=== MATERIAL PROVIDED ===

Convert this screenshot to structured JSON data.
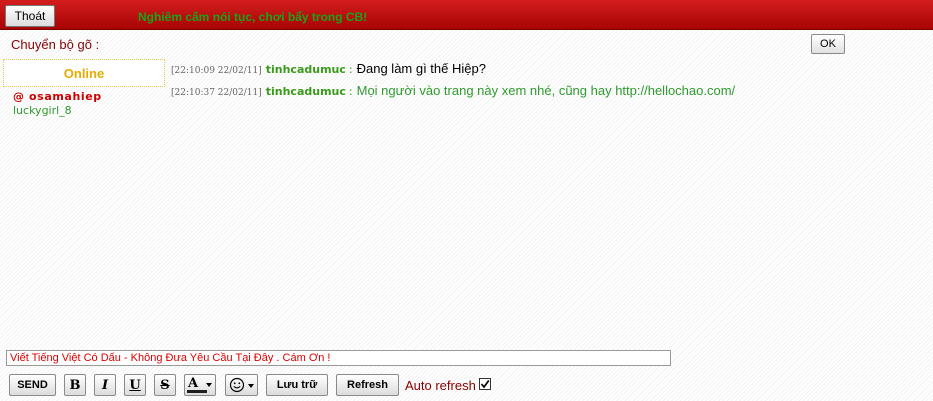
{
  "header": {
    "exit_label": "Thoát",
    "notice": "Nghiêm cấm nói tục, chơi bẩy trong CB!"
  },
  "keyboard": {
    "label": "Chuyển bộ gõ :",
    "ok_label": "OK"
  },
  "sidebar": {
    "online_title": "Online",
    "users": [
      {
        "name": "@ osamahiep",
        "role": "admin"
      },
      {
        "name": "luckygirl_8",
        "role": "member"
      }
    ]
  },
  "messages": [
    {
      "time": "[22:10:09 22/02/11]",
      "nick": "tinhcadumuc",
      "sep": ":",
      "text": "Đang làm gì thế Hiệp?",
      "text_color": "#000000"
    },
    {
      "time": "[22:10:37 22/02/11]",
      "nick": "tinhcadumuc",
      "sep": ":",
      "text": "Mọi người vào trang này xem nhé, cũng hay http://hellochao.com/",
      "text_color": "#2f9a2f"
    }
  ],
  "compose": {
    "value": "Viết Tiếng Việt Có Dấu - Không Đưa Yêu Cầu Tại Đây . Cám Ơn !"
  },
  "toolbar": {
    "send_label": "SEND",
    "bold_label": "B",
    "italic_label": "I",
    "underline_label": "U",
    "strike_label": "S",
    "color_label": "A",
    "save_label": "Lưu trữ",
    "refresh_label": "Refresh",
    "auto_refresh_label": "Auto refresh",
    "auto_refresh_checked": true
  },
  "colors": {
    "header_red": "#c00000",
    "accent_green": "#2f9a2f",
    "label_red": "#8b0000",
    "online_gold": "#e6ab00"
  }
}
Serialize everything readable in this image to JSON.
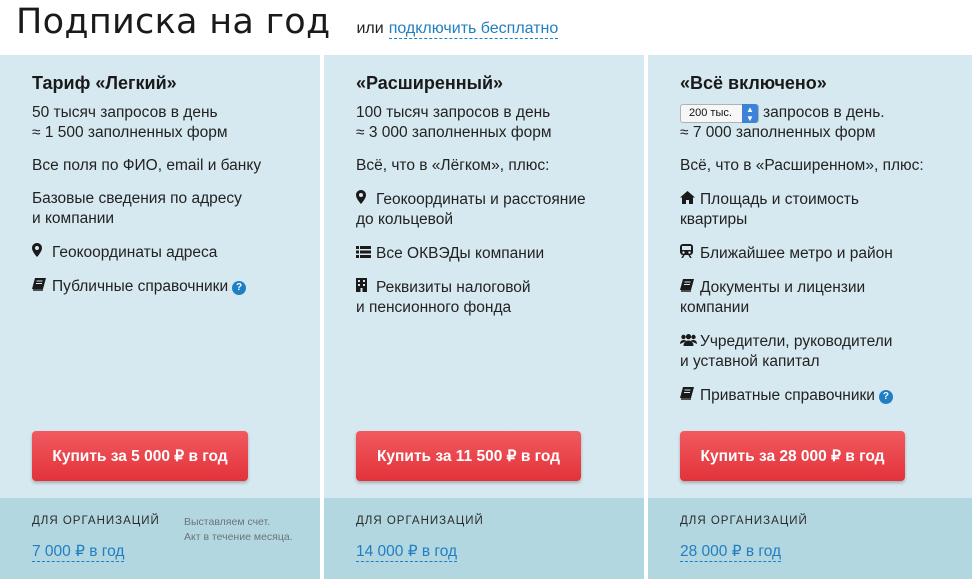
{
  "header": {
    "title": "Подписка на год",
    "or_text": "или",
    "free_link": "подключить бесплатно"
  },
  "plans": [
    {
      "title": "Тариф «Легкий»",
      "quota_lines": [
        "50 тысяч запросов в день",
        "≈ 1 500 заполненных форм"
      ],
      "intro": "Все поля по ФИО, email и банку",
      "features": [
        {
          "text": [
            "Базовые сведения по адресу",
            "и компании"
          ],
          "icon": ""
        },
        {
          "text": [
            "Геокоординаты адреса"
          ],
          "icon": "map-marker-icon"
        },
        {
          "text": [
            "Публичные справочники"
          ],
          "icon": "book-icon",
          "help": true
        }
      ],
      "buy_label": "Купить за 5 000 ₽ в год",
      "org_label": "ДЛЯ ОРГАНИЗАЦИЙ",
      "org_price": "7 000 ₽ в год",
      "org_note": [
        "Выставляем счет.",
        "Акт в течение месяца."
      ]
    },
    {
      "title": "«Расширенный»",
      "quota_lines": [
        "100 тысяч запросов в день",
        "≈ 3 000 заполненных форм"
      ],
      "intro": "Всё, что в «Лёгком», плюс:",
      "features": [
        {
          "text": [
            "Геокоординаты и расстояние",
            "до кольцевой"
          ],
          "icon": "map-marker-icon"
        },
        {
          "text": [
            "Все ОКВЭДы компании"
          ],
          "icon": "list-icon"
        },
        {
          "text": [
            "Реквизиты налоговой",
            "и пенсионного фонда"
          ],
          "icon": "building-icon"
        }
      ],
      "buy_label": "Купить за 11 500 ₽ в год",
      "org_label": "ДЛЯ ОРГАНИЗАЦИЙ",
      "org_price": "14 000 ₽ в год"
    },
    {
      "title": "«Всё включено»",
      "quota_select": "200 тыс.",
      "quota_suffix": "запросов в день.",
      "quota_line2": "≈ 7 000 заполненных форм",
      "intro": "Всё, что в «Расширенном», плюс:",
      "features": [
        {
          "text": [
            "Площадь и стоимость",
            "квартиры"
          ],
          "icon": "home-icon"
        },
        {
          "text": [
            "Ближайшее метро и район"
          ],
          "icon": "subway-icon"
        },
        {
          "text": [
            "Документы и лицензии",
            "компании"
          ],
          "icon": "book-icon"
        },
        {
          "text": [
            "Учредители, руководители",
            "и уставной капитал"
          ],
          "icon": "users-icon"
        },
        {
          "text": [
            "Приватные справочники"
          ],
          "icon": "book-icon",
          "help": true
        }
      ],
      "buy_label": "Купить за 28 000 ₽ в год",
      "org_label": "ДЛЯ ОРГАНИЗАЦИЙ",
      "org_price": "28 000 ₽ в год"
    }
  ],
  "help_glyph": "?",
  "colors": {
    "card_bg": "#d7e9f0",
    "footer_bg": "#b2d7e0",
    "button": "#e8383f",
    "link": "#1f7fc2"
  }
}
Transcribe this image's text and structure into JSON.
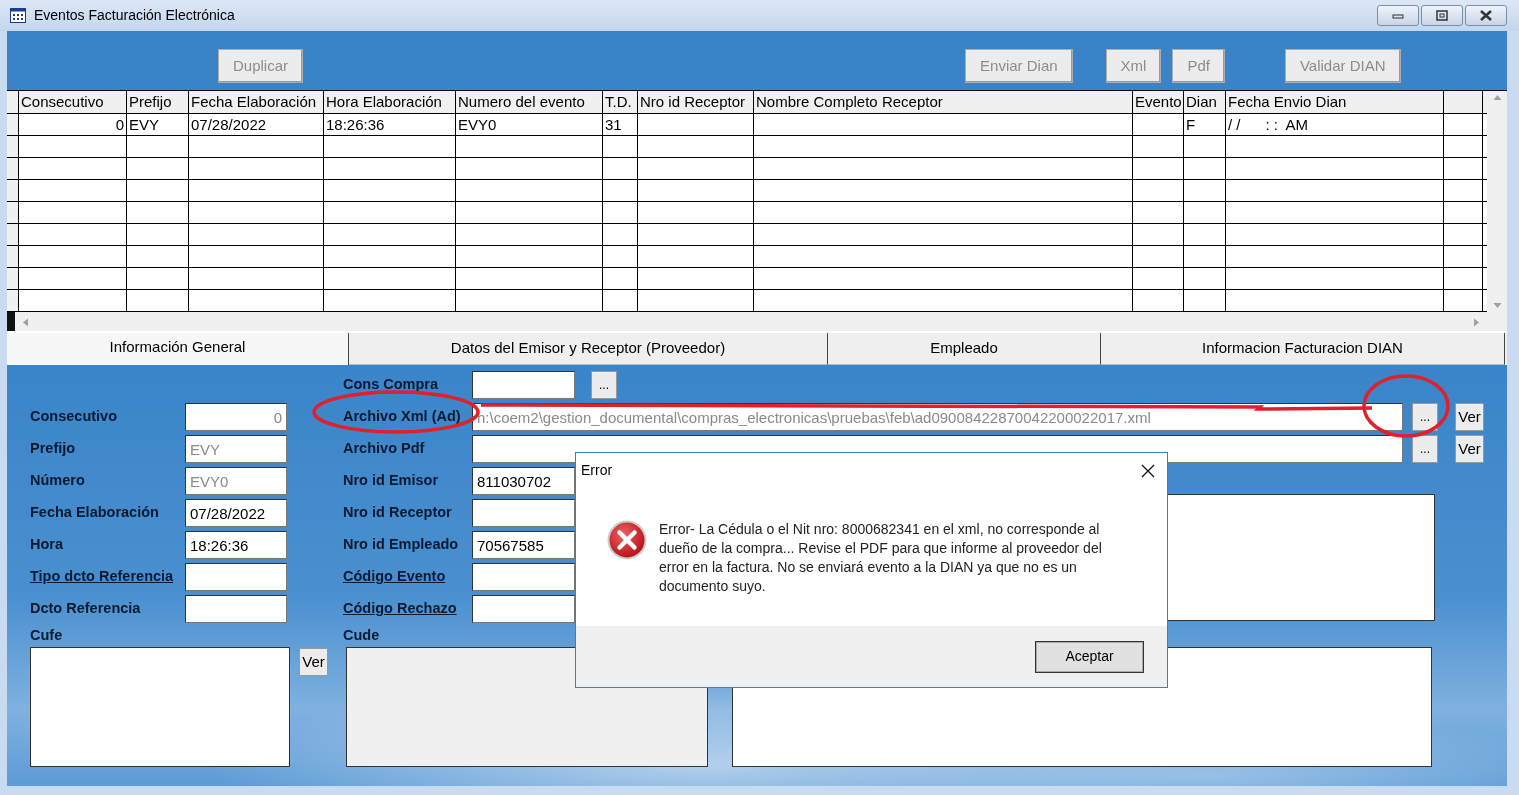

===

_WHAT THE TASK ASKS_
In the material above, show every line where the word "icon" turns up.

_WRITTEN ANSWER_
          "icon": ""
          "icon": "map-marker-icon"
          "icon": "book-icon",
          "icon": "map-marker-icon"
          "icon": "list-icon"
          "icon": "building-icon"
          "icon": "home-icon"
          "icon": "subway-icon"
          "icon": "book-icon"
          "icon": "users-icon"
          "icon": "book-icon",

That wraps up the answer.